▶ _ACTION ITEM_: Start to finish, copy the data exactly.
────────────────
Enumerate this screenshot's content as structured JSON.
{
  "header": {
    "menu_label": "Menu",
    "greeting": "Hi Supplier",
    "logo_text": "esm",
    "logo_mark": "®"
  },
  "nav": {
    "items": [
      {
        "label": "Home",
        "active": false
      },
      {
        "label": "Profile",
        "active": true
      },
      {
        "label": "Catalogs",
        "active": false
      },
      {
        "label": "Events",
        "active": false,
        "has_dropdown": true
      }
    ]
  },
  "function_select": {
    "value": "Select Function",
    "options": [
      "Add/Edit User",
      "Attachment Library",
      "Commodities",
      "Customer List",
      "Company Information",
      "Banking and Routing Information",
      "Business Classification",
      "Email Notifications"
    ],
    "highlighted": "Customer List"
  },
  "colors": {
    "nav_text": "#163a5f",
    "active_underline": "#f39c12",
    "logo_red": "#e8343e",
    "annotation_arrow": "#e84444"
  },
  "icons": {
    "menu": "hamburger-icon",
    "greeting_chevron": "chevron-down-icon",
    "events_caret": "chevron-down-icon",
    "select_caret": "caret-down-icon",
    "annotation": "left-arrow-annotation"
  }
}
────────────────
▶ _RESULT FOR THIS TASK_:
Enumerate this screenshot's content as structured JSON.
{
  "header": {
    "menu_label": "Menu",
    "greeting": "Hi Supplier",
    "logo_text": "esm",
    "logo_mark": "®"
  },
  "nav": {
    "items": [
      {
        "label": "Home",
        "active": false
      },
      {
        "label": "Profile",
        "active": true
      },
      {
        "label": "Catalogs",
        "active": false
      },
      {
        "label": "Events",
        "active": false,
        "has_dropdown": true
      }
    ]
  },
  "function_select": {
    "value": "Select Function",
    "options": [
      "Add/Edit User",
      "Attachment Library",
      "Commodities",
      "Customer List",
      "Company Information",
      "Banking and Routing Information",
      "Business Classification",
      "Email Notifications"
    ],
    "highlighted": "Customer List"
  },
  "colors": {
    "nav_text": "#163a5f",
    "active_underline": "#f39c12",
    "logo_red": "#e8343e",
    "annotation_arrow": "#e84444"
  },
  "icons": {
    "menu": "hamburger-icon",
    "greeting_chevron": "chevron-down-icon",
    "events_caret": "chevron-down-icon",
    "select_caret": "caret-down-icon",
    "annotation": "left-arrow-annotation"
  }
}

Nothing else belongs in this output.